She emphasized that this could harm Guaidó’s internal Venezuelan situation and that he does not believe that he will continue the position of Trump, who, in her opinion, did everything he put in place with respect to Venezuela and Cuba. He did everything in his power to enforce these sanctions. From many points of view, it is expected that it will continue in that way.
China and Iran, enemies with a murky future
Trump went head-on against the Chinese regime. He didn’t spare any opportunity to strike a blow against the Chinese. He leaves with several executive orders issued against the Xi Jinping government and the Chinese Communist Party.
He also added numerous disagreements paid for by the strengthening of his relations with Taiwan. As a finishing touch, the Secretary of State opened the door to new sanctions by decreeing “genocide” against the Uyghur Muslim minority, which resides in the Xinjiang area.

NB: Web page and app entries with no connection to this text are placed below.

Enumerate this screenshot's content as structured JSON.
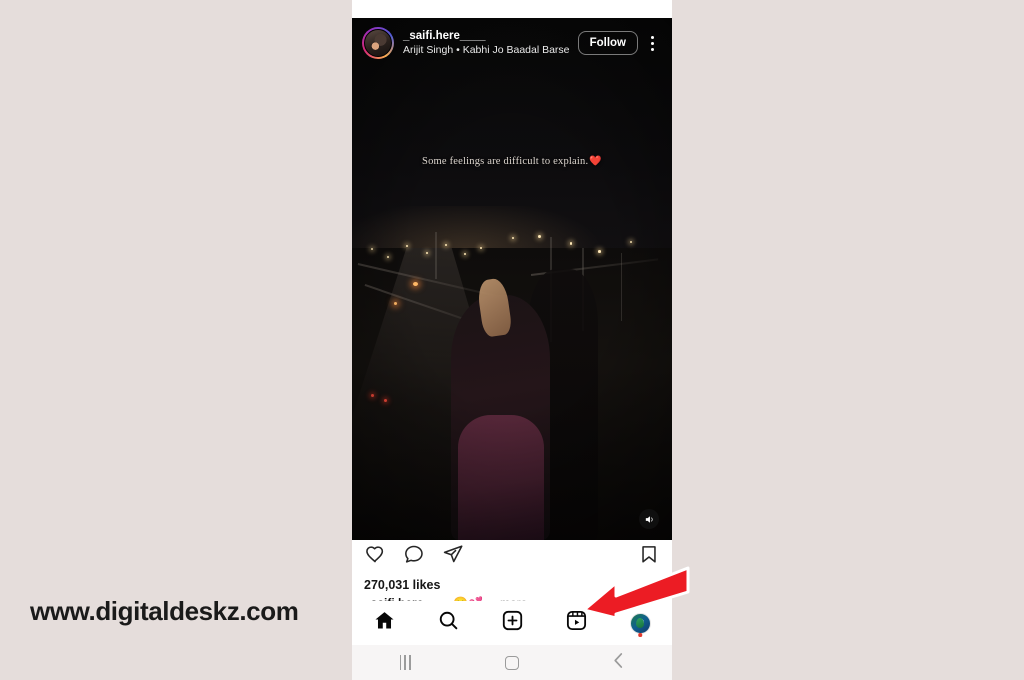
{
  "watermark": {
    "text": "www.digitaldeskz.com"
  },
  "post": {
    "username": "_saifi.here____",
    "audio": "Arijit Singh • Kabhi Jo Baadal Barse",
    "follow_label": "Follow",
    "menu_icon": "kebab-menu-icon",
    "avatar_icon": "story-avatar",
    "caption_overlay": "Some feelings are difficult to explain.",
    "caption_overlay_emoji": "❤️",
    "sound_icon": "speaker-icon"
  },
  "actions": {
    "like_icon": "heart-icon",
    "comment_icon": "comment-icon",
    "share_icon": "share-icon",
    "save_icon": "bookmark-icon",
    "likes_text": "270,031 likes",
    "caption_user": "_saifi.here____",
    "caption_body": "😊💕",
    "caption_more": "... more"
  },
  "bottom_nav": {
    "items": [
      {
        "name": "home",
        "label": "Home",
        "icon": "home-icon",
        "active": true
      },
      {
        "name": "search",
        "label": "Search",
        "icon": "search-icon",
        "active": false
      },
      {
        "name": "create",
        "label": "Create",
        "icon": "plus-square-icon",
        "active": false
      },
      {
        "name": "reels",
        "label": "Reels",
        "icon": "reels-icon",
        "active": false
      },
      {
        "name": "profile",
        "label": "Profile",
        "icon": "profile-avatar-icon",
        "active": false
      }
    ]
  },
  "system_nav": {
    "recents_label": "Recents",
    "home_label": "Home",
    "back_label": "Back"
  },
  "annotation": {
    "arrow_color": "#ec1c24",
    "arrow_target": "reels-tab",
    "arrow_label": "red-pointer-arrow"
  },
  "colors": {
    "page_background": "#e5dddb",
    "phone_background": "#ffffff",
    "video_background": "#000000",
    "text_primary": "#161616",
    "text_muted": "#8e8e8e",
    "accent_red": "#ec1c24"
  }
}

However, with the Democrat, the prognosis is not so encouraging. Quina argues that the Democrat will soften the issue, all pointing to economic benefits, obviously. “Biden is interested in having the Chinese come in and pay taxes to fund his government. With the economic crisis, with the COVID-19, that relationship will become more flexible.”
The concern is centered on Iran. Trump has set the tone. He was right to walk away from deals where Iran was involved. The nuclear deal showed that. However, the landscape looks different.
Apparently, “Biden will have an opposite policy toward Iran. In fact, he has already started it. In opening the door to talks, with a much more flexible foreign policy toward Iran.” However, a change in how the Democrat plans to pursue this cannot be ruled out.
On the other hand, internally, Trump bet and won in many ways. An example of this was the treaties with Mexico and Canada, in his eagerness to attract companies to the US. Events of this nature generated jobs, reactivated the economy, and are activities that should be strengthened and not lost with a new administration.
“Trump has had a look at things done in the United States. Biden should focus his attention on trying to continue them over time,” is a statement common among those of us who are waiting and will gradually follow in the footsteps of the politician whose gaze is focused on the center for one and the left for the other.